A black man in some small town in Georgia goes to register to vote, and the registrar asks, “What does this part of the U.S. Constitution say in Chinese?”
The black man reads it fluently.
Then the registrar asks, “What does this part of the Constitution say in Russian?”
The black man reads it fluently.
The registrar continues her exam, “What do these little [aging] dots on this copy of the U.S. Constitution say?”
The black man replies, “Well, Ma’am, it says you white folks ain’t gonna let me register today.”
This was almost true, as in the 1950s and early 1960s, professors at Tuskegee Institute, now University, could not vote.
If the right to vote in America is sacred, it is so sacred that for the entire history of the United States, this right has been limited as to who could exercise that right.
At first, only white men with property could vote. Then grudgingly, a few other groups were permitted to vote—first poor whites, then former slaves, then women.
But before women could vote, southern states moved to prohibit blacks from voting. This occurred after the period of Southern Redemption, roughly between 1877, the end of Reconstruction and 1900, the beginning of the new century. The South, with plenty of help from the North, regained its footing and its ability to manage its affairs, which meant managing their former slaves.
Between 1890 and 1908, seven southern states–Mississippi (1890), South Carolina (1895), Louisiana (1898), North Carolina (1902), Alabama (1901), Virginia (1902), and Georgia (1908)–adopted constitutional amendments that virtually excluded blacks from having the right to vote and significantly reduced poor white participation, primarily through literacy/understanding tests and grandfather clauses.
After years of struggle and lost lives, the Voting Rights Act of 1965 restored the right to vote for African Americans. But as the old folks used to say where I grew up, “The devil is always busy in his workshop.”
The 2013 U.S. Supreme Court decision, Shelby v Holder, gutted the Voting Rights Act. With permission granted by this decision, States began to make it harder for African Americans and other minorities to vote—closing thousands of polling places in African American communities, purging voter rolls, and enacting strict voter ID laws.
But one of the means of limiting the black vote, felony disenfranchisement, strengthened in Virginia’s Constitutional Convention in 1902, persists today. This law affects African Americans disproportionately because of the criminal justice system’s racist workings throughout American history.
The criminal justice system has always prosecuted and convicted blacks excessively compared to their proportion of committing specific crimes.

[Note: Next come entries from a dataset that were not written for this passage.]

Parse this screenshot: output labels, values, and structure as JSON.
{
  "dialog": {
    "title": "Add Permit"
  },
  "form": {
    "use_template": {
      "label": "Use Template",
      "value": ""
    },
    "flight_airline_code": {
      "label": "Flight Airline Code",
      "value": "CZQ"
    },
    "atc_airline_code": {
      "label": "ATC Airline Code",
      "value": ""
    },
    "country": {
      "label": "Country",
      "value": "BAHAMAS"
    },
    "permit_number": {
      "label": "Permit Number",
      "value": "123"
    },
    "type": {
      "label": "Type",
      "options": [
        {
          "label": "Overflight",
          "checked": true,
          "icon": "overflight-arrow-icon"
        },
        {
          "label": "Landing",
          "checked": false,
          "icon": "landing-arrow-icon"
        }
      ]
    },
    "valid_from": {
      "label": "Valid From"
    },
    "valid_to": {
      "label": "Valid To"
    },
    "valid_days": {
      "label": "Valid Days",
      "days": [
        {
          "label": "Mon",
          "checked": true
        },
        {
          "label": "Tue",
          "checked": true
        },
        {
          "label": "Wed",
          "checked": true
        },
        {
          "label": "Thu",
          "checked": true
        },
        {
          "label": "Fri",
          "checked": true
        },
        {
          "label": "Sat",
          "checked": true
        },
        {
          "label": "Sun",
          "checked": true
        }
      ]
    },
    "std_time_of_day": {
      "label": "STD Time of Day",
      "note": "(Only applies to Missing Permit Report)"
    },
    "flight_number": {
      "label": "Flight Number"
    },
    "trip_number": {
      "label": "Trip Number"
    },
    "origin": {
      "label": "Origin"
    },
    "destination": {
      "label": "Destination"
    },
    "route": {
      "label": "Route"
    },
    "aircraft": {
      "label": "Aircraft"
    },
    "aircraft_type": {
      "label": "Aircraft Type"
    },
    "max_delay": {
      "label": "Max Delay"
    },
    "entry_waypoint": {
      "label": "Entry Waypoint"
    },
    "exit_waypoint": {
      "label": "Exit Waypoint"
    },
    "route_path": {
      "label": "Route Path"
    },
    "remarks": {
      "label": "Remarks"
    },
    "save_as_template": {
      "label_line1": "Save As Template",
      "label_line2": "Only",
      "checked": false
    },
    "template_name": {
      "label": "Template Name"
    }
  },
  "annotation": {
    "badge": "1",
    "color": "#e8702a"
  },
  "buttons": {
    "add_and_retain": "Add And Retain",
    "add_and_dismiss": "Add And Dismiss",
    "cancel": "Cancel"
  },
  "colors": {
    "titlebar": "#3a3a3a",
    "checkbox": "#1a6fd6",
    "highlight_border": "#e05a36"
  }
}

In the 19th century, blacks were convicted routinely of minor stealing, something they treated as a felony.
The white supremacists who pushed for laws to take away African Americans’ right to vote were openly intentional about it. At the Virginia Constitutional Convention of 1902, Delegate Carter Glass made the following statement:
“This plan [which included felony disenfranchisement laws] will eliminate the darkey as a political factor in this State in less than five years, so that in no single county…will there be the least concern felt for the complete supremacy of the white race in the affairs of government.”
Although Governor MacAuliffe tried to restore rights to all ex-felons–citizens who have paid their debt to society–the Courts blocked him and mandated that it be done individually. That is not working so well, because the Governor cannot restore rights this way to as many people as are leaving prison each year.
This antiquated racist law is still limiting the vote, especially of African Americans.
The bottom line is that Trump is just making a terrible situation much worse.
Nevertheless, we must vote as if our life depended on it because it does.